Subject: Re: How does a Mag resistance work?
Date: Thu, 22 Nov 2001 18:01:41 GMT
Jay Hill writes:
>>> I'm curious how the resistance unit on my Mag trainer works. I've
>>> opened it up and found 9 magnets on both sides of a non-ferrous
>>> spinning aluminum disk.
>> This is the same effect that generates current in a generator
>> (copper wire) except that the aluminum disk has no output and
>> recirculated the current in the disk.
> Does anyone know where there are plans for a bicycle-based
This is an age-old problem. At what speed do you want the light to
work? In order to get this to work at low speeds, some hub generators
(the only ones that don't waste energy rubbing on a tire) use gears to
speed up the generator. This in turn requires voltage limiting
circuitry and makes the generator wasteful at high speeds.

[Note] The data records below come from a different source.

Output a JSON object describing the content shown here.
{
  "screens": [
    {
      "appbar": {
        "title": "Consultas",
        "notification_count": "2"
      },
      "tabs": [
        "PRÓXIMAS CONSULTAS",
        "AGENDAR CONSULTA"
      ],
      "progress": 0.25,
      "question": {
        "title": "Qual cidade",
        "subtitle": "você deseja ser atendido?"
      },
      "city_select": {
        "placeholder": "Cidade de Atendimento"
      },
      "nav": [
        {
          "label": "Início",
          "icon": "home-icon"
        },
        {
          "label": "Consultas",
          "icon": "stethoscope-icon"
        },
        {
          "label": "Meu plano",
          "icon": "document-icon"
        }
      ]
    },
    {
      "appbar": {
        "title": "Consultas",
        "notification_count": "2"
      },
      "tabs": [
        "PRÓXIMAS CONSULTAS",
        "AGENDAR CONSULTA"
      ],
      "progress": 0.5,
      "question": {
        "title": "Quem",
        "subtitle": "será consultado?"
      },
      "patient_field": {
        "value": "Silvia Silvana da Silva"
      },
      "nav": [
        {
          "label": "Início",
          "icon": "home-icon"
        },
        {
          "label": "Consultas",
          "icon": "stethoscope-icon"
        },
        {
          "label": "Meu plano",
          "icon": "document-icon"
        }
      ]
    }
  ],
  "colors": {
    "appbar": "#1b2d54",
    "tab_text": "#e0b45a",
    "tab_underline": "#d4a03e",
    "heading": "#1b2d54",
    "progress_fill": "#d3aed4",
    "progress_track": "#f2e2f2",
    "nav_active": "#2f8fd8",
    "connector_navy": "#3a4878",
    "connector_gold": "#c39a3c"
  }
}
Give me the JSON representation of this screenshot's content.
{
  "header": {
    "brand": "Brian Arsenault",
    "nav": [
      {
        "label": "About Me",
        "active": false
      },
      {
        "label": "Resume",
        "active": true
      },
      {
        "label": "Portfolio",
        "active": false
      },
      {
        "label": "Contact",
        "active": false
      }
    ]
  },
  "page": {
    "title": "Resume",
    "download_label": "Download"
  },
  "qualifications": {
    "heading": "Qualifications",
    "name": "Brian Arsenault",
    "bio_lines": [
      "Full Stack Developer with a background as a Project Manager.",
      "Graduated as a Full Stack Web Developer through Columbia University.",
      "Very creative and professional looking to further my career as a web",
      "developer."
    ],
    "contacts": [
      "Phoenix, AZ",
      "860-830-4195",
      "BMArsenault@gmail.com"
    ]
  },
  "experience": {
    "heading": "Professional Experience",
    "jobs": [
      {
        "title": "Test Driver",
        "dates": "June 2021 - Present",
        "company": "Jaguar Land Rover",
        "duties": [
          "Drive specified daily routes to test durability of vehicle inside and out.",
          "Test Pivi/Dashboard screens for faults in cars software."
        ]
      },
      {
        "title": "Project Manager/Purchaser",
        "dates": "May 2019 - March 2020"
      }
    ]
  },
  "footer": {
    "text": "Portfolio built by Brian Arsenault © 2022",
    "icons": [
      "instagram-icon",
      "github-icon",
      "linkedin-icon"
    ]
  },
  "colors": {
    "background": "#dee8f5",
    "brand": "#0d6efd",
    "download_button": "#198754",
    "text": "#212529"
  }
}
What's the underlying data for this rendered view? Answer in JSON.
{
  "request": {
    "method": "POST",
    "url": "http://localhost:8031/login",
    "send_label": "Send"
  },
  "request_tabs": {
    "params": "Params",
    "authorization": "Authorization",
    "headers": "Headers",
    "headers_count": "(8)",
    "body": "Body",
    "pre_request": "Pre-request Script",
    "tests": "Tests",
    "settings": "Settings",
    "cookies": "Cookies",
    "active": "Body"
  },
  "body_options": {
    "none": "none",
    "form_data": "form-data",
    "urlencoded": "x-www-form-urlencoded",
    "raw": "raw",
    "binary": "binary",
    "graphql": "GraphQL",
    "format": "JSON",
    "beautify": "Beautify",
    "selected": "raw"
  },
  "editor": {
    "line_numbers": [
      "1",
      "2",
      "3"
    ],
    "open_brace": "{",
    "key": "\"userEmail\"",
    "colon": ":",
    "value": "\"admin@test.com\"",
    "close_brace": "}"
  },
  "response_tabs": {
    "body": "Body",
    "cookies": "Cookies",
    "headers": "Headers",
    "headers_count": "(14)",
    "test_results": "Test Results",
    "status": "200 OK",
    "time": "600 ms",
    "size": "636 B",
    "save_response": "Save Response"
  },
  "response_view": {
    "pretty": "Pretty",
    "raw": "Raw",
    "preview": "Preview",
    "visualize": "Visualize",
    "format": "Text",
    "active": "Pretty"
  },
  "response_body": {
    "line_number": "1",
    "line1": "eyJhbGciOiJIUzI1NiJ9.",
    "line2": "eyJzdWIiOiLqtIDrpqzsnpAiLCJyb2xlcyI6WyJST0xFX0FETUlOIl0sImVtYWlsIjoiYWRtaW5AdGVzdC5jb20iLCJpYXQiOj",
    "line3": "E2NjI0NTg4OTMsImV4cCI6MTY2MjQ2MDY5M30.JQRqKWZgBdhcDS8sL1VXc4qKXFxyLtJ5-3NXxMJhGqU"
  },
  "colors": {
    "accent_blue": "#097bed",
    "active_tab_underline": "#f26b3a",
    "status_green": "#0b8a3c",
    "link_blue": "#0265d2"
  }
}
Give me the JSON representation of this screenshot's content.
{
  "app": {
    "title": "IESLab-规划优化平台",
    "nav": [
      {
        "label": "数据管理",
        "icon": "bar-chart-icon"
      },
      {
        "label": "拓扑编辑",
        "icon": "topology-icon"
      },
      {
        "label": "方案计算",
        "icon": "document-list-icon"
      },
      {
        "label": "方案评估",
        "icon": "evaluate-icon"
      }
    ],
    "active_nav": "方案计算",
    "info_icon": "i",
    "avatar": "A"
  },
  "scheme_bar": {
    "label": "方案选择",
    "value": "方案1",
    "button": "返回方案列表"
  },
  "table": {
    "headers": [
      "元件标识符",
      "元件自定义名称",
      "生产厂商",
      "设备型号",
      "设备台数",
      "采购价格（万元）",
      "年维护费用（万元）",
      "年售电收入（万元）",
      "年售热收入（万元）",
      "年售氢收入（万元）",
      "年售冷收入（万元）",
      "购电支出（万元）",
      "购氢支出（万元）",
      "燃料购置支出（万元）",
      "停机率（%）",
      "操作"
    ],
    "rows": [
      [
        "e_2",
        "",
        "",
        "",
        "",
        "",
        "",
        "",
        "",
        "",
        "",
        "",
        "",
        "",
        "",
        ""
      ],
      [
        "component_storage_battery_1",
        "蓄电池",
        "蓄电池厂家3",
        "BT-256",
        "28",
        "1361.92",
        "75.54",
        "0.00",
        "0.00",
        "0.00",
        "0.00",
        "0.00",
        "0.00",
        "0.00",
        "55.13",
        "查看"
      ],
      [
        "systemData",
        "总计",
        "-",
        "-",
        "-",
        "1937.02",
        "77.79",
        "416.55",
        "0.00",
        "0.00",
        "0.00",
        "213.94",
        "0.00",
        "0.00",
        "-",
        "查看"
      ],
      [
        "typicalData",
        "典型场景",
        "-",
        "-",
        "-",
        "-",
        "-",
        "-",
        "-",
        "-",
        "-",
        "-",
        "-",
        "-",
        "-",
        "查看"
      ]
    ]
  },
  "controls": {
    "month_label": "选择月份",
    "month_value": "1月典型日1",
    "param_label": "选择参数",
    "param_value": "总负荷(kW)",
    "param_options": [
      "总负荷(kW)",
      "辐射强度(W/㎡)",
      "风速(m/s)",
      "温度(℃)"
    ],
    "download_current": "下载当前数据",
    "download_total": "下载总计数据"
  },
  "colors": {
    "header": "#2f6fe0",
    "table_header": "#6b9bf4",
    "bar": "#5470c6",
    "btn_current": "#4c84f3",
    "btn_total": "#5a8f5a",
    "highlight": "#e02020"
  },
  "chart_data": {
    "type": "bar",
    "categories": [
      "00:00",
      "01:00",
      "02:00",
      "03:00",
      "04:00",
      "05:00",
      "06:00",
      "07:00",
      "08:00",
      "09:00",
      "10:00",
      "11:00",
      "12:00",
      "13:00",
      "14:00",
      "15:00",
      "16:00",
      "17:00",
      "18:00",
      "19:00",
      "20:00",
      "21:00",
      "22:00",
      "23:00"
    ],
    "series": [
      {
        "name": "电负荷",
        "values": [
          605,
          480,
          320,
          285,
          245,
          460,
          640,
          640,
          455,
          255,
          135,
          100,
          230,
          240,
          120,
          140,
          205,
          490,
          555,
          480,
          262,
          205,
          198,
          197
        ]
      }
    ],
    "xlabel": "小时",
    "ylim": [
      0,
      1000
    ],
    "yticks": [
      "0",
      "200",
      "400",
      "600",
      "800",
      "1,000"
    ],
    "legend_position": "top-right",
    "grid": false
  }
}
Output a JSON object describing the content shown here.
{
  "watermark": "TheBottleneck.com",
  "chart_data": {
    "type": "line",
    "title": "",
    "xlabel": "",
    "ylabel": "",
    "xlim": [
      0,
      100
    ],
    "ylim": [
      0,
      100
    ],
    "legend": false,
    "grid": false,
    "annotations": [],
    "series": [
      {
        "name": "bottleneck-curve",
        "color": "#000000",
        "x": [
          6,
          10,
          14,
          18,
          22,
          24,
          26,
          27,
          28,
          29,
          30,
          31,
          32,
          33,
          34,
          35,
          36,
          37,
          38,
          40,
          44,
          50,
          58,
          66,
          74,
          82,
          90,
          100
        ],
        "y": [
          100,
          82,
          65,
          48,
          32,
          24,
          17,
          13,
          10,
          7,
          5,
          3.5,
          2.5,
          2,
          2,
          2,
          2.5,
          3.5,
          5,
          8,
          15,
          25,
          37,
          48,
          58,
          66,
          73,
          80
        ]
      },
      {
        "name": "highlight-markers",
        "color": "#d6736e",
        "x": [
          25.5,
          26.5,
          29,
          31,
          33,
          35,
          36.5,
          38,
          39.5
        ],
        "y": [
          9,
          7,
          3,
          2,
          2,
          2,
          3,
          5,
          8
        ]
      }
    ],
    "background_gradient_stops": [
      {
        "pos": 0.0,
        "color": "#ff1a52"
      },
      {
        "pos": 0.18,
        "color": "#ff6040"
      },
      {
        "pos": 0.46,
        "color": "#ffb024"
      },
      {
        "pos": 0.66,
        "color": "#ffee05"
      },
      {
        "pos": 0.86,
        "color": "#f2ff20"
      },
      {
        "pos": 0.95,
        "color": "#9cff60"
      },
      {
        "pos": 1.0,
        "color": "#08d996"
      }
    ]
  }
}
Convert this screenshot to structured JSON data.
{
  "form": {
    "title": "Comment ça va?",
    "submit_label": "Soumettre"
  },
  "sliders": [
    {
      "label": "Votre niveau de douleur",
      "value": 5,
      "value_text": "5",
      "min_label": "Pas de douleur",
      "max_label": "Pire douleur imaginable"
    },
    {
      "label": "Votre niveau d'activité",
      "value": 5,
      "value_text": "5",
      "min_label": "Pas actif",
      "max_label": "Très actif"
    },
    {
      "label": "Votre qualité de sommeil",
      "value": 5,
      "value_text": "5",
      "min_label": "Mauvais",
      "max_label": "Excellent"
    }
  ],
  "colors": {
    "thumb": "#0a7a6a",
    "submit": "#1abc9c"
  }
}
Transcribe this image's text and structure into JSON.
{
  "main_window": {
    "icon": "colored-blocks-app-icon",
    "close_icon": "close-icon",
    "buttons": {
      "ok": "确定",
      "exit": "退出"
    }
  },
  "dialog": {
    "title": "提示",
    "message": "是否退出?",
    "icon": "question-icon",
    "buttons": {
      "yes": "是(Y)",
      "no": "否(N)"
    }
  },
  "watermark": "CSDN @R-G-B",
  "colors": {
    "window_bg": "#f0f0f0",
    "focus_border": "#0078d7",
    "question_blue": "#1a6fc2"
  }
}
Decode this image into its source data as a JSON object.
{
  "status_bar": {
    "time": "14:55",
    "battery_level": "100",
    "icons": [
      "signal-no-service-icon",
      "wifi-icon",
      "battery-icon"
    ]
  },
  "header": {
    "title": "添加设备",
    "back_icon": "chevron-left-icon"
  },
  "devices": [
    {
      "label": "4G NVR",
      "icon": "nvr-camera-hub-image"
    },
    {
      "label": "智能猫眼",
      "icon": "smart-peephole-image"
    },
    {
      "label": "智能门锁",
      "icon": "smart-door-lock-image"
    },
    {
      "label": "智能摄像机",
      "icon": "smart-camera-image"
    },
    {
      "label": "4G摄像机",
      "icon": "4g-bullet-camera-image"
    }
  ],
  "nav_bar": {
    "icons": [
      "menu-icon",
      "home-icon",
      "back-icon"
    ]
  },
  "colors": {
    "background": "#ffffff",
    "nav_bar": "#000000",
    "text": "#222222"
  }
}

I can
imagine a processor based system that optimizes this but don't hold
One problem is that any system that has field windings has even
greater losses and this would be a way of controlling voltage. Most
generators use permanent magnets and these cause an increase in
voltage as speed increases. The Sturmey Archer Dynohub was designed
to magnetically saturate at 3.5 watts, but then it was a terrible dog
and 3.5 is not enough to make good light.
Jobst Brandt <firstname.lastname@example.org>